A group first thought to be behind the attack—Plano Anonymous Brasil—sought to distance itself, saying AntisecBrTeam, iPiratesGroup and a third group, LulzSec, were trying to demoralize its members. "Attention, the attacks against banks that have been happening since yesterday, aren't actions being taken by the Anonymous collective," Plano Anonymous Brasil said on its Facebook page.
Aurelio Boni, a vice president at Bradesco, said Tuesday morning that double the number of normal requests were made to access the bank's website, which created problems for customers trying to use its online services. Bradesco's website handles some five million operations per day, including statement requests and online payments, he said during a news conference to discuss the bank's fourth-quarter earnings.
The executive said the bank didn't have any information on where the attacks came from and said it didn't have any advance warning in recent days. The customer database was "completely protected," Mr. Boni said.
Overnight, the hackers posted a document in which they attacked "rotten and corrupt politics" in Brazil, and said they wanted to change the country. They labeled this week's action as #OpWeeksPayment, which was the trending topic on Twitter in São Paulo, according to the Trendsmap website.
The hackers characterized themselves as pirates and displayed a flag with a skull and crossbones on their Facebook page. Their comments are often phrased in naval terminology.
"Today is a good day, the wind is in our favor and we're sailing toward our next target," the group had said early Tuesday morning, before the attack on Bradesco's website.
Itaú, Brazil's second-biggest bank, behind state-owned Banco do Brasil SA, had said its websites had been unavailable at times Monday and service was quickly restored. It didn't say what damage had been done.

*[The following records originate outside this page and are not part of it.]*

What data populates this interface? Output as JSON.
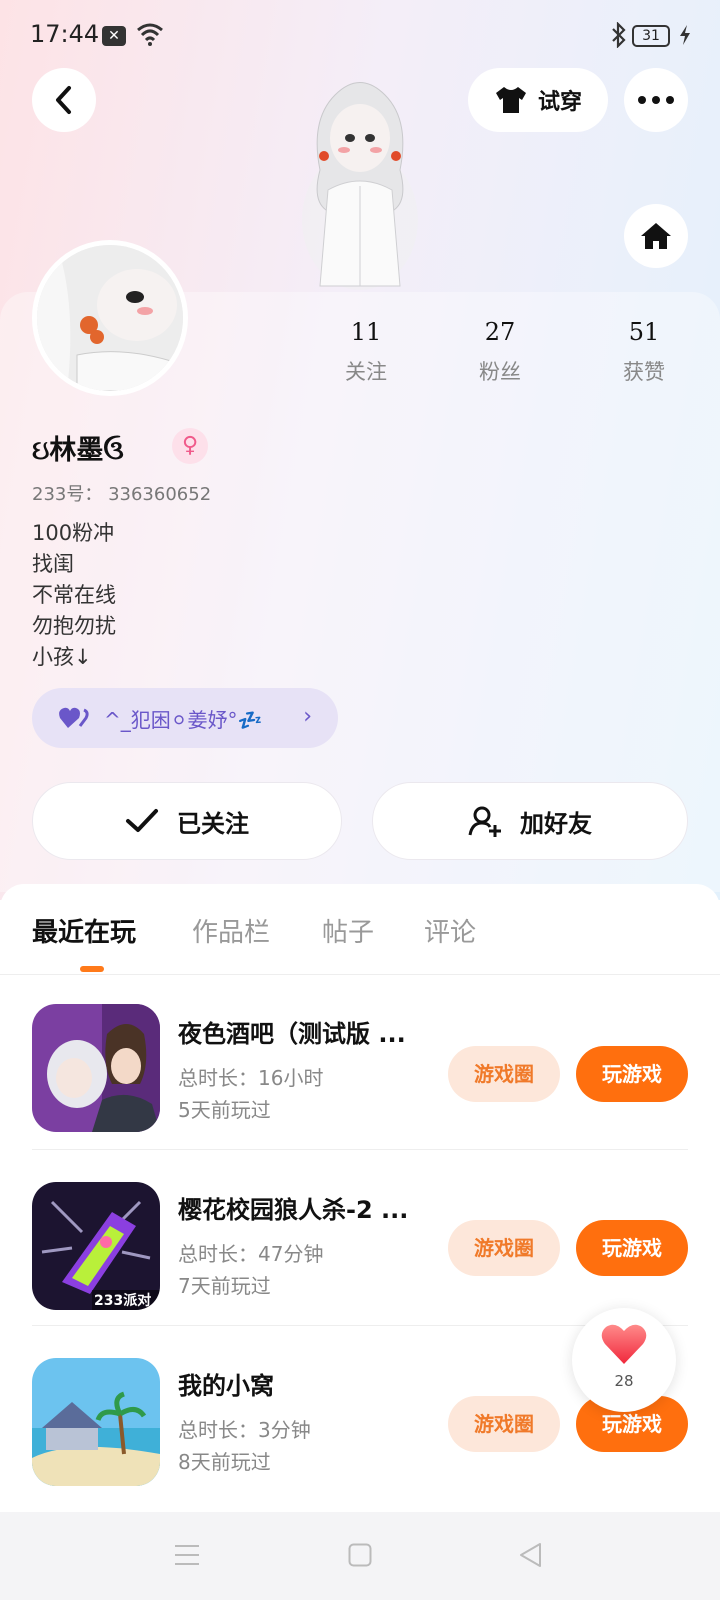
{
  "status_bar": {
    "time": "17:44",
    "battery": "31"
  },
  "header": {
    "tryon_label": "试穿"
  },
  "stats": [
    {
      "value": "11",
      "label": "关注"
    },
    {
      "value": "27",
      "label": "粉丝"
    },
    {
      "value": "51",
      "label": "获赞"
    }
  ],
  "profile": {
    "username": "ઇ林墨ઉ",
    "gender_icon": "♀",
    "uid": "233号：  336360652",
    "bio_lines": [
      "100粉冲",
      "找闺",
      "不常在线",
      "勿抱勿扰",
      "小孩↓"
    ]
  },
  "family": {
    "label": "^_犯困⚪姜妤°💤"
  },
  "actions": {
    "followed_label": "已关注",
    "add_friend_label": "加好友"
  },
  "tabs": [
    {
      "label": "最近在玩",
      "active": true
    },
    {
      "label": "作品栏",
      "active": false
    },
    {
      "label": "帖子",
      "active": false
    },
    {
      "label": "评论",
      "active": false
    }
  ],
  "games": [
    {
      "title": "夜色酒吧（测试版 ...",
      "duration": "总时长：16小时",
      "last_played": "5天前玩过",
      "circle_label": "游戏圈",
      "play_label": "玩游戏"
    },
    {
      "title": "樱花校园狼人杀-2 ...",
      "duration": "总时长：47分钟",
      "last_played": "7天前玩过",
      "circle_label": "游戏圈",
      "play_label": "玩游戏"
    },
    {
      "title": "我的小窝",
      "duration": "总时长：3分钟",
      "last_played": "8天前玩过",
      "circle_label": "游戏圈",
      "play_label": "玩游戏"
    }
  ],
  "game_icon_badge": "233派对",
  "like_float": {
    "count": "28"
  },
  "colors": {
    "accent": "#ff6f0e",
    "accent_soft": "#fde7da",
    "family_bg": "#e7e2f6"
  }
}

The hacker group had warned of attacks this week, and had hinted it might be attacking banks. "Have you paid your bills? Are you going to leave it to the last minute? The most-waited-for week of the month is approaching! Where do you plan to spend your $$$?" the group said Sunday evening.
Marcial Portela, president of Banco Santander (Brasil) SA, on Tuesday said there were warnings a week ago. "We had information from our technology area about a week ago that these attacks could happen and we're vigilant," Portela said. So far, Santander hadn't been targeted, he said.
The Brazilian Federation of Banks said it has been calling for a law to criminalize "electronic attacks and fraud."
"The approval of a law on this issue, which has been under discussion in the National Congress for several years, would help in fighting this type of conduct," it added.
As it sought to distance itself, the Plano Anonymous Brasil group said it wouldn't attack websites to hurt individuals. The group had joined with LulzSec to hit government websites in June last year, including the website of Brazil President Dilma Rousseff as well as that of state oil company Petroleo Brasileiro SA.
Anonymous has been active elsewhere in Latin America. Last year, the group hacked into the Facebook page of Colombian President Juan Manuel Santos, also targeting the website of Ecuador's president and other government pages to protest what they called Rafael Correa's "radical positions" against freedom of expression.
—Rogerio Jelmayer in São Paulo, Mercedes Alvaro in Quito, Ecuador, and Dan Molinski in Bogotá, Colombia, contributed to this article.
Write to Matthew Cowley at email@example.com